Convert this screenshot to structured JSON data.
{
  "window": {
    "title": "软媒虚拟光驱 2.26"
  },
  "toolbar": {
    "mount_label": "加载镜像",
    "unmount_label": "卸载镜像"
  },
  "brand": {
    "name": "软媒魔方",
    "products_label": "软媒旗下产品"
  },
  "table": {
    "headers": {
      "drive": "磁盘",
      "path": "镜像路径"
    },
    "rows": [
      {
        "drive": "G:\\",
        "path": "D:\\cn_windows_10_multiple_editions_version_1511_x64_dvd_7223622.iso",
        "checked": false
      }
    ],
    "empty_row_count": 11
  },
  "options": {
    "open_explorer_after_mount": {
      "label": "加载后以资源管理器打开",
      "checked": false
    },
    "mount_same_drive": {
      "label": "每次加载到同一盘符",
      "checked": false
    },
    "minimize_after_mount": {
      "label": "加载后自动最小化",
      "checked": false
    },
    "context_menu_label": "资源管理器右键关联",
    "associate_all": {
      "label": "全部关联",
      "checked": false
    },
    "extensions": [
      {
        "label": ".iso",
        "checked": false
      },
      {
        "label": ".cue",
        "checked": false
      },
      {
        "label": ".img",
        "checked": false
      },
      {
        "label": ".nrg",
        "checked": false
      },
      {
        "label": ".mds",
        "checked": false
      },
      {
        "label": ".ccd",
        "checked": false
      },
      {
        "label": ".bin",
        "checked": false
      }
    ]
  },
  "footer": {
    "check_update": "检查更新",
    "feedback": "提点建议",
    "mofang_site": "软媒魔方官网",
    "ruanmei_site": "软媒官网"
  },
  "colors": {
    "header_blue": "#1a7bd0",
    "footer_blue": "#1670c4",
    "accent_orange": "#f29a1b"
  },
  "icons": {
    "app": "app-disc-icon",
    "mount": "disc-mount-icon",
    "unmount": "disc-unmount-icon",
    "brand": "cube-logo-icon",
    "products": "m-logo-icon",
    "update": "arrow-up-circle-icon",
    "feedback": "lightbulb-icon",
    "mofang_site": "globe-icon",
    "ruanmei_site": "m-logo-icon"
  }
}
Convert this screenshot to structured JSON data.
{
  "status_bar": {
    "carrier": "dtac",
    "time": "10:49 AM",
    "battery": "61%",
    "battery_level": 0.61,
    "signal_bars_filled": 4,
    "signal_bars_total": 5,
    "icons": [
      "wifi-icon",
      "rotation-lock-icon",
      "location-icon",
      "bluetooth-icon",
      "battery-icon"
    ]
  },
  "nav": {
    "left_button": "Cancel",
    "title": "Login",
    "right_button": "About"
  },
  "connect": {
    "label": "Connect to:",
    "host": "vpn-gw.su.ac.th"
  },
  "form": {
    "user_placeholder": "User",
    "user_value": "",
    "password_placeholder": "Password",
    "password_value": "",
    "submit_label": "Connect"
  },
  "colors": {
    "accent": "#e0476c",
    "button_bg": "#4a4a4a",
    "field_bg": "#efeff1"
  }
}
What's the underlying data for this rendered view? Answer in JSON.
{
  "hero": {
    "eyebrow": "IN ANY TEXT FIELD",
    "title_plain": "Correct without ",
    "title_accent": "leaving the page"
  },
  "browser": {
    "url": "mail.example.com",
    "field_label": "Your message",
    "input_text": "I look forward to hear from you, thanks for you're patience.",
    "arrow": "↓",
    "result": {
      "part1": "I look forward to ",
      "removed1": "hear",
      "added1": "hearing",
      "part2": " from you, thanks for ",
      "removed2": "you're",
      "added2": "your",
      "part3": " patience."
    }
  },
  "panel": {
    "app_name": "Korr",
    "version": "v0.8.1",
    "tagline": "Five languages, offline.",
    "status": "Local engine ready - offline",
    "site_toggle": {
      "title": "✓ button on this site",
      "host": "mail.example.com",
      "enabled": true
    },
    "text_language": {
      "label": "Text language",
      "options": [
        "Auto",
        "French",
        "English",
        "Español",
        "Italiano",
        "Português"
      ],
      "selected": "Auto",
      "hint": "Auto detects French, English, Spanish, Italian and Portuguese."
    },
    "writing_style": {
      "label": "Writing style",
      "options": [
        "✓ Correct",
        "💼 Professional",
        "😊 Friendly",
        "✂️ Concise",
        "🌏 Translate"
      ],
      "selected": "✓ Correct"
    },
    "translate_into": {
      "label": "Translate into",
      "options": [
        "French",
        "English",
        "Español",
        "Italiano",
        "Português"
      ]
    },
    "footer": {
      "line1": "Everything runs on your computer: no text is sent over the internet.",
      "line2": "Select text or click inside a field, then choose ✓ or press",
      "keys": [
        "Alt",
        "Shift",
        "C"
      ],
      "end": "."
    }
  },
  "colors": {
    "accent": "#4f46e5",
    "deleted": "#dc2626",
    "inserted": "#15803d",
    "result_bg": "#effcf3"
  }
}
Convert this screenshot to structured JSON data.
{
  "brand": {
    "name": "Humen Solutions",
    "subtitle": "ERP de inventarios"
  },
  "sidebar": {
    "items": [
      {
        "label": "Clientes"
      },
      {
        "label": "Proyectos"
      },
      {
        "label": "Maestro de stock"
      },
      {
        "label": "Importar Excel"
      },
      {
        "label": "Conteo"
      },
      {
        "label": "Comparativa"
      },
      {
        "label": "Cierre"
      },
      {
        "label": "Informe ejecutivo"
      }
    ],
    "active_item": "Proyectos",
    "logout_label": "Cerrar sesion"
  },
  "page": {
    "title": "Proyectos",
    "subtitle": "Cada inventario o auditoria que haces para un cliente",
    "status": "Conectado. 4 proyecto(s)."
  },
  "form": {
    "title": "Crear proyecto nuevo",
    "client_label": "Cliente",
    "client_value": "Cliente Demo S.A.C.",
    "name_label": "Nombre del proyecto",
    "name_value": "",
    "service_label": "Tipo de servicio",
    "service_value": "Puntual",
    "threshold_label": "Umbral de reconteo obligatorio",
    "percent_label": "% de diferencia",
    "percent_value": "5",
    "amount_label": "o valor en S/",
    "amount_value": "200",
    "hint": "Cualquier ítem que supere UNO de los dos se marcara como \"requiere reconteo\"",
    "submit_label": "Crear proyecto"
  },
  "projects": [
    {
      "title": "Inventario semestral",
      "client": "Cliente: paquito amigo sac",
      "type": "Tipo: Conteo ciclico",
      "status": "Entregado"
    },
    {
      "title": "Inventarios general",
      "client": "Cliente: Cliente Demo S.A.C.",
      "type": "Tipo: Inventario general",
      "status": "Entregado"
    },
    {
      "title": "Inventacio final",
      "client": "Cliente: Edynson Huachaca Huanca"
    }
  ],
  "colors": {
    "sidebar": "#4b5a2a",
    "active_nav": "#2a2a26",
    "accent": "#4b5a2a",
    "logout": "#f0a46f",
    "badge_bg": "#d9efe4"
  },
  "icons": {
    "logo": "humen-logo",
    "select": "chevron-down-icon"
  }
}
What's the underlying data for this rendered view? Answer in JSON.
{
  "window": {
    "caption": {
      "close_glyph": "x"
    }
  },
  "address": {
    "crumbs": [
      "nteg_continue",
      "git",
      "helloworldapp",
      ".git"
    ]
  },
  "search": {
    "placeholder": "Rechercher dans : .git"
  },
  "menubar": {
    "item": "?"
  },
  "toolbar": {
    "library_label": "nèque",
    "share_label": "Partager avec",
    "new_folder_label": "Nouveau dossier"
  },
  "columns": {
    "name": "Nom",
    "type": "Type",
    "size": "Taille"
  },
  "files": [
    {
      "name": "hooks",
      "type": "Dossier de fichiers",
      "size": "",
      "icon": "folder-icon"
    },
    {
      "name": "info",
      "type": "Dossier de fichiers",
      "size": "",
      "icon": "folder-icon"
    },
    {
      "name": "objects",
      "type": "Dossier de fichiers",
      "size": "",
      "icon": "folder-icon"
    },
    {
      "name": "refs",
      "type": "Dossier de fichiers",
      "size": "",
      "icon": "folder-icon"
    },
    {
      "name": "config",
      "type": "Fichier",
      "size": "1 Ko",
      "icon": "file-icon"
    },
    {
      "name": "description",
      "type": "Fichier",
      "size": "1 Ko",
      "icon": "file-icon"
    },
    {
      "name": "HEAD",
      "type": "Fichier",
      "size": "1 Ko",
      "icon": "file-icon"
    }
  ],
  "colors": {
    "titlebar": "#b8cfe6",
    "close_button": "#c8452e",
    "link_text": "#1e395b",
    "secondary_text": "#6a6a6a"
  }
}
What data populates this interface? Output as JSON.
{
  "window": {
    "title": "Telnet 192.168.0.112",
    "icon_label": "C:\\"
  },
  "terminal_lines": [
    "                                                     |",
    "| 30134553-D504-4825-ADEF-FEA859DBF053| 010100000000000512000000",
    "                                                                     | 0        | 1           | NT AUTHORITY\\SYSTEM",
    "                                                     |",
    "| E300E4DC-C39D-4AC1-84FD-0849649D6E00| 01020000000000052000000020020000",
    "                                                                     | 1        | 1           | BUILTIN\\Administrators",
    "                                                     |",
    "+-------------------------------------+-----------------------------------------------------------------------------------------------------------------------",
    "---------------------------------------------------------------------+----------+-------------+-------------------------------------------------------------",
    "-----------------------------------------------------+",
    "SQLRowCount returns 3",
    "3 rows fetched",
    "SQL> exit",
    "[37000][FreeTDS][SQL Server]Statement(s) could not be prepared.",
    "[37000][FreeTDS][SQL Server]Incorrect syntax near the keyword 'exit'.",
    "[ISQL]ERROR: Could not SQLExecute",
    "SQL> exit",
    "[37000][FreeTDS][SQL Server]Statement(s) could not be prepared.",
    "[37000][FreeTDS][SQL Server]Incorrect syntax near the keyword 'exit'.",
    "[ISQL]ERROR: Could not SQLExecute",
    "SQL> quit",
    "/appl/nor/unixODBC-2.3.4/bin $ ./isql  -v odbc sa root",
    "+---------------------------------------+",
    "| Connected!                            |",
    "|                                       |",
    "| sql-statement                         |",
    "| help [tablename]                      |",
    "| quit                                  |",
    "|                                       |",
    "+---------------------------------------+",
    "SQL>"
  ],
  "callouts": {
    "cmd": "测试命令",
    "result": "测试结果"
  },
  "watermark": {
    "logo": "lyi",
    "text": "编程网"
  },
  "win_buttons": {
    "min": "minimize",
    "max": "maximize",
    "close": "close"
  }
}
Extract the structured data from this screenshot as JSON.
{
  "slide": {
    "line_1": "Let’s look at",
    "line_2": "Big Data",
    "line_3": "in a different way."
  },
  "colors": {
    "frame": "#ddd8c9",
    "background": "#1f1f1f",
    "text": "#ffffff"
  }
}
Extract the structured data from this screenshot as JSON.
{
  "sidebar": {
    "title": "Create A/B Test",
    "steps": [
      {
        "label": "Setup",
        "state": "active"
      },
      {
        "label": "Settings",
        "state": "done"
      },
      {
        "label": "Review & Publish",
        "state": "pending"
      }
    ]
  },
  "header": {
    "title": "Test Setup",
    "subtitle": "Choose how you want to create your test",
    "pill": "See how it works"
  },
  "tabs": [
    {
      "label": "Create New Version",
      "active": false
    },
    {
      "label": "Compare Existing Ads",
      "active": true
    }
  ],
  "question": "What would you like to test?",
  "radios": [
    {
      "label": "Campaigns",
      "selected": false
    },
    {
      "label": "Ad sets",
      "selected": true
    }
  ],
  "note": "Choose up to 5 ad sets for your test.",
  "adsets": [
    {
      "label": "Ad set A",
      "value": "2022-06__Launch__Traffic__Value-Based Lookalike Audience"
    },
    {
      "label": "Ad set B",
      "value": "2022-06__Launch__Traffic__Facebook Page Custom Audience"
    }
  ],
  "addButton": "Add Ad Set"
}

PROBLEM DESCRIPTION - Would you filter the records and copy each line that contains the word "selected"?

REPLY TO THE EXERCISE -
      "selected": "Auto",
      "selected": "✓ Correct"
      "selected": false
      "selected": true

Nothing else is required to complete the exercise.